Recall that all atoms are made of a very dense and small nucleus which is positively charged and a bunch of electrons, which are negatively charged, and which surround the nucleus. At the center of the stars temperatures as very high (at least a few million degrees Celsius); pressures are also high Under these circumstances the electrons are stripped off the nuclei and float around. In this large-temperature environment both electrons and nuclei very high speeds, so high that when two nuclei collide they often overcome the the repulsion produced by the fact that they both have positive charge. But when the nuclei come in such close contact with each other they will ``stick''. The result is a new nucleus and also energy is released. For example one can imagine slamming Hydrogen nuclei to produce the nucleus of a new element, Helium (see Fig. 9.3).
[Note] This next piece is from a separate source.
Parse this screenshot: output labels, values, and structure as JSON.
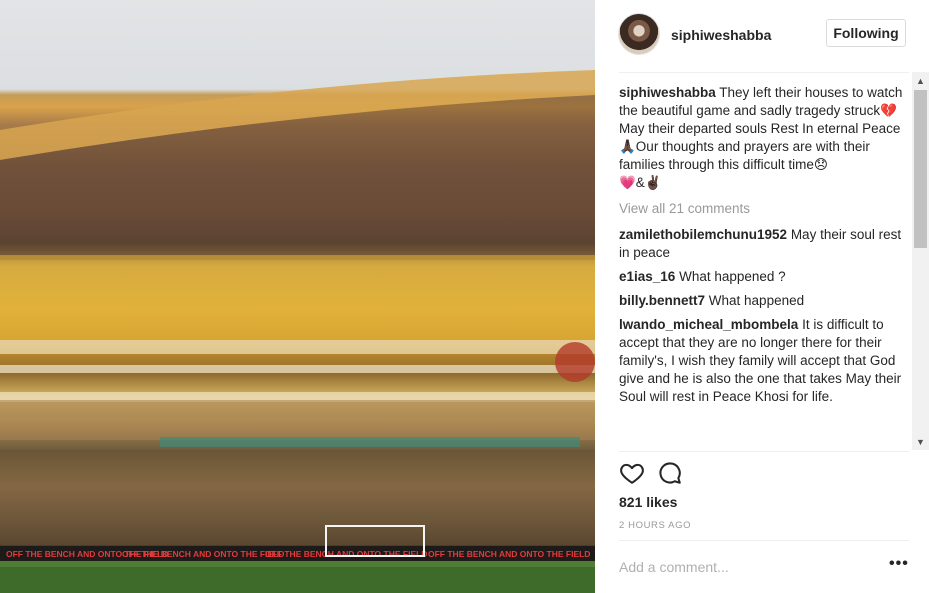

The result of the nuclear reaction in Fig. 9.3 is the depletion of Hydrogen in the star, the creation of Helium, and the release of energy in the form of radiation. Some of the radiation will heat the environment encouraging more nuclear reactions of the same type, but a small fraction of this energy will make its way to the star's surface and escape into space. Knowing the equivalence of mass and energy this implies that the stars become slightly lighter through this process. For our sun the loss is of ``only'' 1.35 × 1014 (135 trillion) tons per year (which is only about 7 × 10-12 - 7 trillionths - of a percent of the total solar mass). The jargon is that this reaction ``burns'' Hydrogen and that resulting ``ashes'' are mainly Helium.
The above is just one of a very large number of fusion reactions but it is the most common, and is present in all stars at some stage of their lifes. Other reactions are also important, I will talk about them later.
As time goes on the amount of Hydrogen drops and, eventually, there is not enough left to generate appreciable amounts of energy. There are nuclear reactions involving Helium (which is now quite abundant), but they require higher temperatures. So, when the Hydrogen is used up, the nuclear reactions turn off and the star continues to contract due to the gravitational pull. But, just as before, as the contraction proceeds, the temperature at the core raises, eventually reaching the threshold of nuclear reactions involving Helium.